Task goal
Gather every line from the entries below that includes "text".

··· Input records ···

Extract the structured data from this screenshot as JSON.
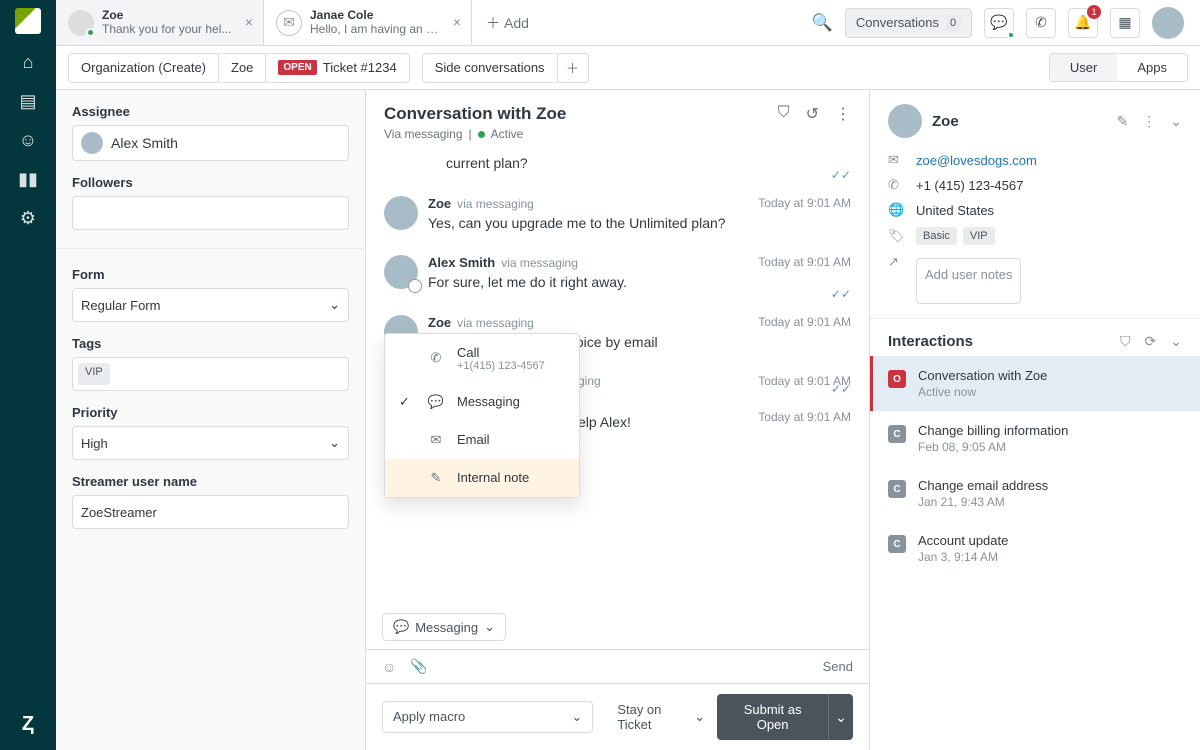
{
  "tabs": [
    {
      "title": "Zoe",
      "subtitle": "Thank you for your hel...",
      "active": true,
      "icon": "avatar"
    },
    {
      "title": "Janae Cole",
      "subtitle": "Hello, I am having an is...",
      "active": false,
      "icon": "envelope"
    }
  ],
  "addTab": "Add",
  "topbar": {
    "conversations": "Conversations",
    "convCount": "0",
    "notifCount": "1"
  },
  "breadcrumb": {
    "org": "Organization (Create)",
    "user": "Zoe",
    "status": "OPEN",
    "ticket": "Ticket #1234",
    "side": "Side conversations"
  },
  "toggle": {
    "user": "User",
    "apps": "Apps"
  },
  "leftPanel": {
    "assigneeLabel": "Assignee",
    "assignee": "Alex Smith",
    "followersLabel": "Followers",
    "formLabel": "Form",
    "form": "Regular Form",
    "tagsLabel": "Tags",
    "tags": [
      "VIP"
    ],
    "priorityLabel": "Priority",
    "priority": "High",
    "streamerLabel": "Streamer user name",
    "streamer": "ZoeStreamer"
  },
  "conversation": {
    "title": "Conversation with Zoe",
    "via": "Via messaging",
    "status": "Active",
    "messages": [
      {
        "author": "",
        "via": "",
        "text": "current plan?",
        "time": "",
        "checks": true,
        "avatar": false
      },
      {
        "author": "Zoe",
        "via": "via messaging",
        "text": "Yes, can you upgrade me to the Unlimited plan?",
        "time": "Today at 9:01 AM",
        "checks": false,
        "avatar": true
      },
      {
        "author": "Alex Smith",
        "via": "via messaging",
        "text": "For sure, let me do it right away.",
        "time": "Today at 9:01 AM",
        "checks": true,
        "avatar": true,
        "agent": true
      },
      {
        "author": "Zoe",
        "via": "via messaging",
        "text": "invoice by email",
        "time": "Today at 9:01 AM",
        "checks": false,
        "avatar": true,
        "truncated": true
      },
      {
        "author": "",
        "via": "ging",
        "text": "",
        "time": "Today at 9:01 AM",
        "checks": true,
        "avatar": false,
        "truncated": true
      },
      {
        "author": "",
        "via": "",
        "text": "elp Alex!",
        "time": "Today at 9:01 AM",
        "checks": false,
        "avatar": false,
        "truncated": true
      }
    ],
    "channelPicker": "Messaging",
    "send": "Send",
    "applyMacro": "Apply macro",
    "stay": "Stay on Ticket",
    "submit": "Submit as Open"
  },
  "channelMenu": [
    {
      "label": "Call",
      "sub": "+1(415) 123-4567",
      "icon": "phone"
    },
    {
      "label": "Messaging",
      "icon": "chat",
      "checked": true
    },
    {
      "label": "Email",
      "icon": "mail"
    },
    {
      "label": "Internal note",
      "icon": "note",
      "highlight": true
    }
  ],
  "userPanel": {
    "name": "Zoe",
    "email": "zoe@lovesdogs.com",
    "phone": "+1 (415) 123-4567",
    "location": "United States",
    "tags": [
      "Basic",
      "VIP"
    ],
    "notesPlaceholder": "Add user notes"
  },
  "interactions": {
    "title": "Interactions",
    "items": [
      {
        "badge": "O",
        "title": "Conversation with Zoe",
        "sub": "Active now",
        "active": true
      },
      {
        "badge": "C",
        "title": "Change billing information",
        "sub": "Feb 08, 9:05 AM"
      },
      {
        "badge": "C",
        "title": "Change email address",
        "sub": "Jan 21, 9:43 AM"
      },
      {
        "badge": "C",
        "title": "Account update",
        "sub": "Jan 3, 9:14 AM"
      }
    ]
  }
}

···

Task response
        "text": "current plan?",
        "text": "Yes, can you upgrade me to the Unlimited plan?",
        "text": "For sure, let me do it right away.",
        "text": "invoice by email",
        "text": "",
        "text": "elp Alex!",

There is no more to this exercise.